- June 30, 2022 8:35 PM
- September 22, 2021 3:32 PM
- November 15, 2022 6:00 PM
After three and a half years of work that will have gobbled up $2 billion, the Phnom Penh-Sihanoukville expressway is from now on open to traffic. In theory, the brand-new 190-kilometer ribbon of asphalt, as smooth as a pool cloth, will put the capital two hours from Sihanoukville instead of five hours as previously.
Prohibited to vehicles that cannot reach 70 km/h and limited to a maximum speed of 120 km/h, with no junction, roundabout or town crossing, this expressway offers on paper the best possible conditions to drive in traffic in complete safety.
As long of course that this infrastructure—the first and only one of this kind in the country—does not turn into a playground for those crazy about speed. You know, those idiots who, not knowing what to do with the money made fast due to the real estate bubble, rushed to purchase a superpowered car they cannot fully enjoy due to the precarious state of the road network and the usual road congestion.

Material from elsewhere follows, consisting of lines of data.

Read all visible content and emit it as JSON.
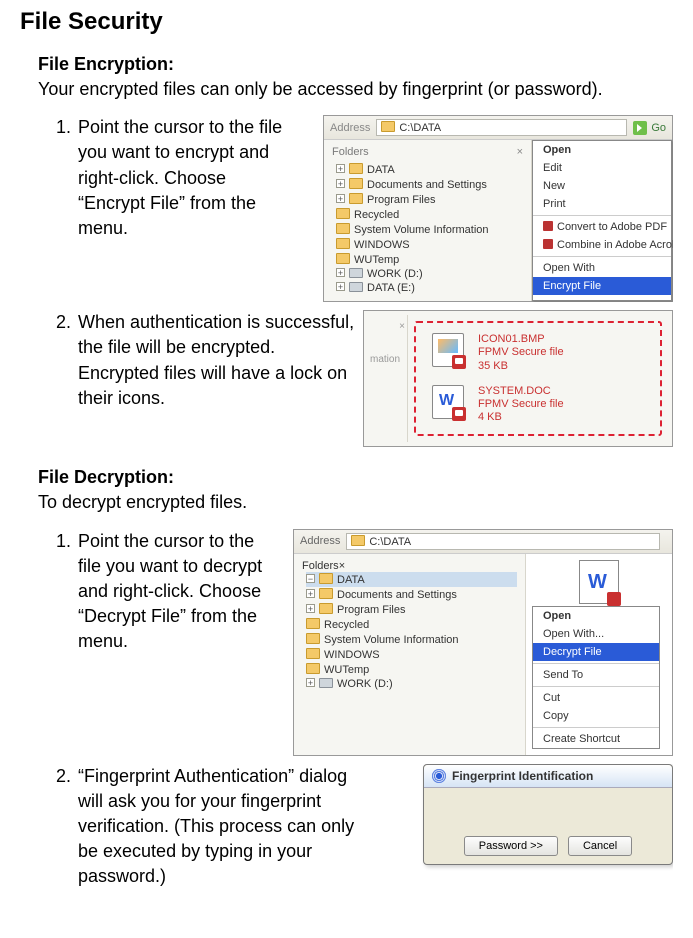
{
  "title": "File Security",
  "encryption": {
    "heading": "File Encryption:",
    "desc": "Your encrypted files can only be accessed by fingerprint (or password).",
    "steps": [
      "Point the cursor to the file you want to encrypt and right-click. Choose “Encrypt File” from the menu.",
      "When authentication is successful, the file will be encrypted. Encrypted files will have a lock on their icons."
    ]
  },
  "decryption": {
    "heading": "File Decryption:",
    "desc": "To decrypt encrypted files.",
    "steps": [
      "Point the cursor to the file you want to decrypt and right-click. Choose “Decrypt File” from the menu.",
      "“Fingerprint Authentication” dialog will ask you for your fingerprint verification. (This process can only be executed by typing in your password.)"
    ]
  },
  "explorer": {
    "address_label": "Address",
    "path": "C:\\DATA",
    "go": "Go",
    "folders_label": "Folders",
    "tree": [
      "DATA",
      "Documents and Settings",
      "Program Files",
      "Recycled",
      "System Volume Information",
      "WINDOWS",
      "WUTemp"
    ],
    "drives": [
      "WORK (D:)",
      "DATA (E:)"
    ],
    "mation_fragment": "mation"
  },
  "context_encrypt": {
    "open": "Open",
    "edit": "Edit",
    "new": "New",
    "print": "Print",
    "convert": "Convert to Adobe PDF",
    "combine": "Combine in Adobe Acrobat...",
    "openwith": "Open With",
    "encrypt": "Encrypt File"
  },
  "encrypted_files": [
    {
      "name": "ICON01.BMP",
      "sub": "FPMV Secure file",
      "size": "35 KB"
    },
    {
      "name": "SYSTEM.DOC",
      "sub": "FPMV Secure file",
      "size": "4 KB"
    }
  ],
  "context_decrypt": {
    "open": "Open",
    "openwith": "Open With...",
    "decrypt": "Decrypt File",
    "sendto": "Send To",
    "cut": "Cut",
    "copy": "Copy",
    "shortcut": "Create Shortcut"
  },
  "fp_dialog": {
    "title": "Fingerprint Identification",
    "password_btn": "Password >>",
    "cancel_btn": "Cancel"
  }
}
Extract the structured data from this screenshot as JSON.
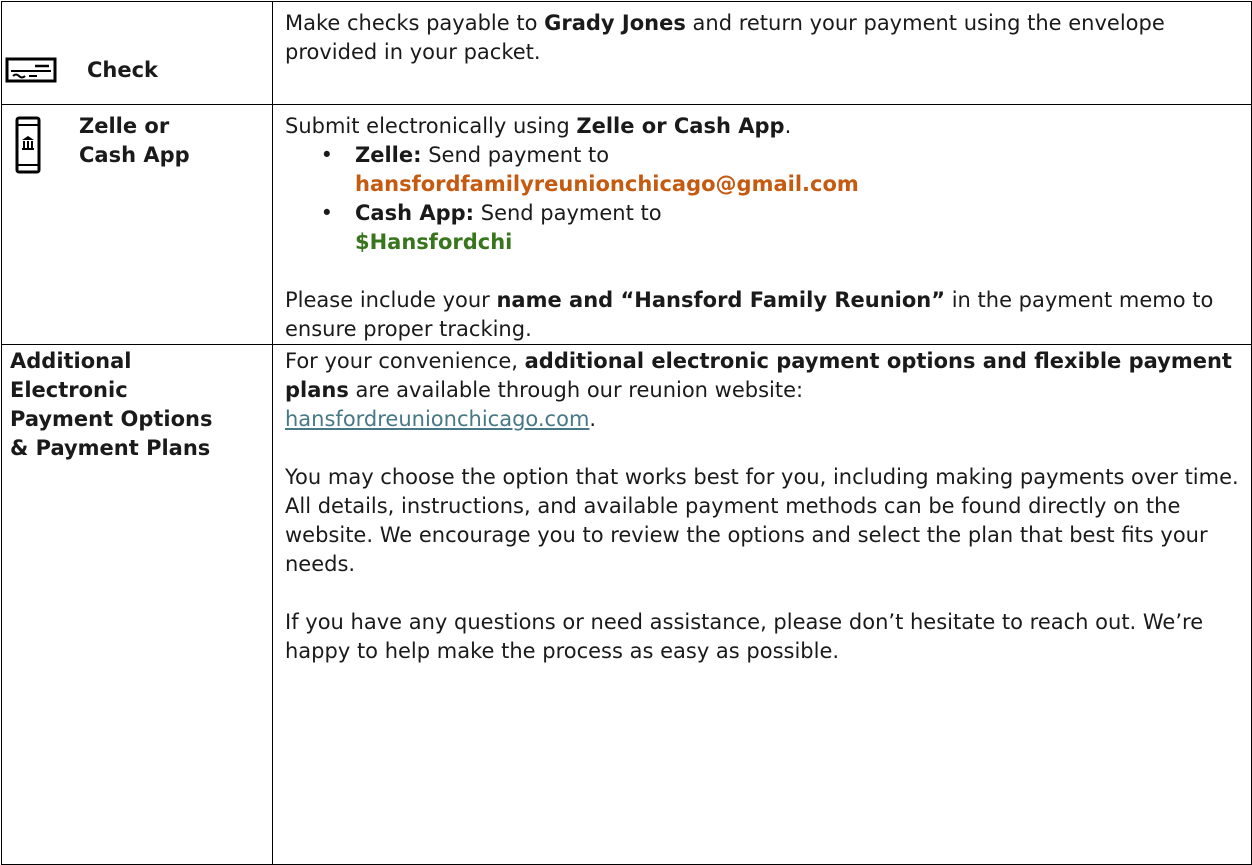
{
  "rows": {
    "check": {
      "icon": "check-icon",
      "label": "Check",
      "text_pre": "Make checks payable to ",
      "payee": "Grady Jones",
      "text_post": " and return your payment using the envelope provided in your packet."
    },
    "zelle": {
      "icon": "phone-bank-icon",
      "label_line1": "Zelle or",
      "label_line2": "Cash App",
      "intro_pre": "Submit electronically using ",
      "intro_bold": "Zelle or Cash App",
      "intro_post": ".",
      "bullets": [
        {
          "label": "Zelle:",
          "text": " Send payment to",
          "value": "hansfordfamilyreunionchicago@gmail.com"
        },
        {
          "label": "Cash App:",
          "text": " Send payment to",
          "value": "$Hansfordchi"
        }
      ],
      "bullet_char": "•",
      "memo_pre": "Please include your ",
      "memo_bold": "name and “Hansford Family Reunion”",
      "memo_post": " in the payment memo to ensure proper tracking."
    },
    "additional": {
      "label_lines": [
        "Additional",
        "Electronic",
        "Payment Options",
        "& Payment Plans"
      ],
      "p1_pre": "For your convenience, ",
      "p1_bold": "additional electronic payment options and flexible payment plans",
      "p1_post": " are available through our reunion website:",
      "link": "hansfordreunionchicago.com",
      "link_after": ".",
      "p2": "You may choose the option that works best for you, including making payments over time.",
      "p3": "All details, instructions, and available payment methods can be found directly on the website. We encourage you to review the options and select the plan that best fits your needs.",
      "p4": "If you have any questions or need assistance, please don’t hesitate to reach out. We’re happy to help make the process as easy as possible."
    }
  }
}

During the quarantine decreed in Phnom Penh due to the pandemic, I remember seeing owners of such cars take advantage of the deserted streets to play budding racers and recklessly drive at full speed their tens of horsepower so dearly paid for.
Since the principal arteries of the capital have become dangerous at night due to speeding frustrated drivers that intoxication liberates, will not this brand-new expressway attract road offenders of this type like butterflies dancing in the night light at the risk of burning their wings? And, incidentally in their eyes, of endangering the other travelers.
During the whole month of October, this highway, whose access will normally cost $12, will be free. This will be a test period to assess its potential dangerousness.
We cannot ever too strongly encourage the authorities not to show any leniency regarding the high-risk behavior of the nuts driving cars with heavy-duty engines among whom too many claim to be above the law or would be ready to flee the scene to avoid charges.